Hilary @ Goodreads – I’m not usually a huge fan of biographical anthologies, but I’d say that this one is the exception. I *really* got into these women’s complex and nuanced stories, and I think that middle grade readers will, too. The theme is women throughout history who used reading to fulfil their purpose and achieve their loftiest dreams. But the stories touch on so many amazing things, and the women selected are wonderfully diverse, traversing continents, time periods, and all sorts of professions. Reading is presented as something that can benefit everyone–those who struggle with it, those who embrace it, those who hide it, and those who profess it openly. Absolutely LOVED the epilogue. The backmatter is wonderful, too, providing reading and literacy resources and bite-size blurbs on each of the women featured in the book. I can’t NOT recommend this, because it’s wonderful!
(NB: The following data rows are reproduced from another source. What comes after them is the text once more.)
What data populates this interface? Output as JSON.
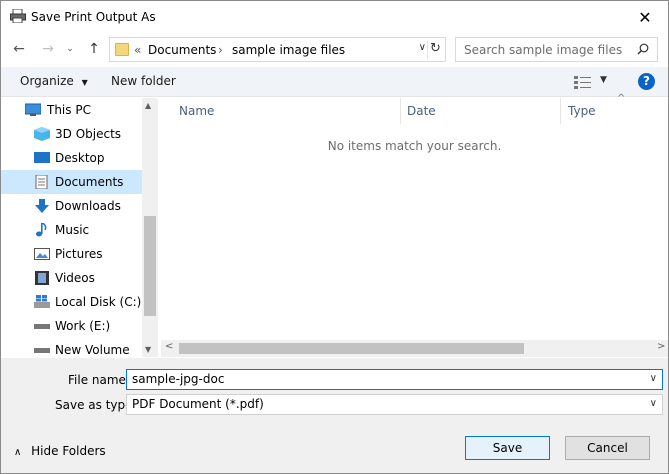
{
  "window": {
    "title": "Save Print Output As",
    "close_icon": "close-icon"
  },
  "navbar": {
    "breadcrumb_prefix": "«",
    "crumbs": [
      "Documents",
      "sample image files"
    ],
    "search_placeholder": "Search sample image files"
  },
  "toolbar": {
    "organize_label": "Organize",
    "new_folder_label": "New folder",
    "help_label": "?"
  },
  "sidebar": {
    "items": [
      {
        "label": "This PC",
        "icon": "pc-icon"
      },
      {
        "label": "3D Objects",
        "icon": "3d-objects-icon"
      },
      {
        "label": "Desktop",
        "icon": "desktop-icon"
      },
      {
        "label": "Documents",
        "icon": "documents-icon",
        "selected": true
      },
      {
        "label": "Downloads",
        "icon": "downloads-icon"
      },
      {
        "label": "Music",
        "icon": "music-icon"
      },
      {
        "label": "Pictures",
        "icon": "pictures-icon"
      },
      {
        "label": "Videos",
        "icon": "videos-icon"
      },
      {
        "label": "Local Disk (C:)",
        "icon": "drive-icon"
      },
      {
        "label": "Work  (E:)",
        "icon": "drive-icon"
      },
      {
        "label": "New Volume (F:)",
        "icon": "drive-icon"
      }
    ]
  },
  "filelist": {
    "columns": [
      "Name",
      "Date",
      "Type"
    ],
    "empty_message": "No items match your search."
  },
  "form": {
    "file_name_label": "File name:",
    "file_name_value": "sample-jpg-doc",
    "save_type_label": "Save as type:",
    "save_type_value": "PDF Document (*.pdf)"
  },
  "footer": {
    "hide_folders_label": "Hide Folders",
    "save_label": "Save",
    "cancel_label": "Cancel"
  },
  "colors": {
    "accent": "#0078d7",
    "selected_bg": "#cce8ff",
    "toolbar_bg": "#f0f4f9",
    "help_blue": "#0a63c9"
  }
}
Deb @ The Book Search – The cover is gorgeous. The story has a satisfying but not completely resolved ending, so I’m hoping there will be more! Abeni and Asha are both wonderful characters and I’d really love to read more of their adventures.  This story is set in Africa and one of the things I liked about this one a lot was a conversation about what had happened to the parents of the kids who escaped and what kept coming up was that the parents had been sent on ghost ships to a land faraway from which they would never return.  It doesn’t take a big leap to make that into how Africans were kidnapped from their homes and sent out on ghost ships to a land from which they would never return.  The folklore around that part of history is pretty sketchy so having a story to hang that historical context on awesome.  The fact that the story is told by kids and that the kids are not only the heroes, but the villains are also pretty amazing.  I really liked this story and I hope you’re going to like it too!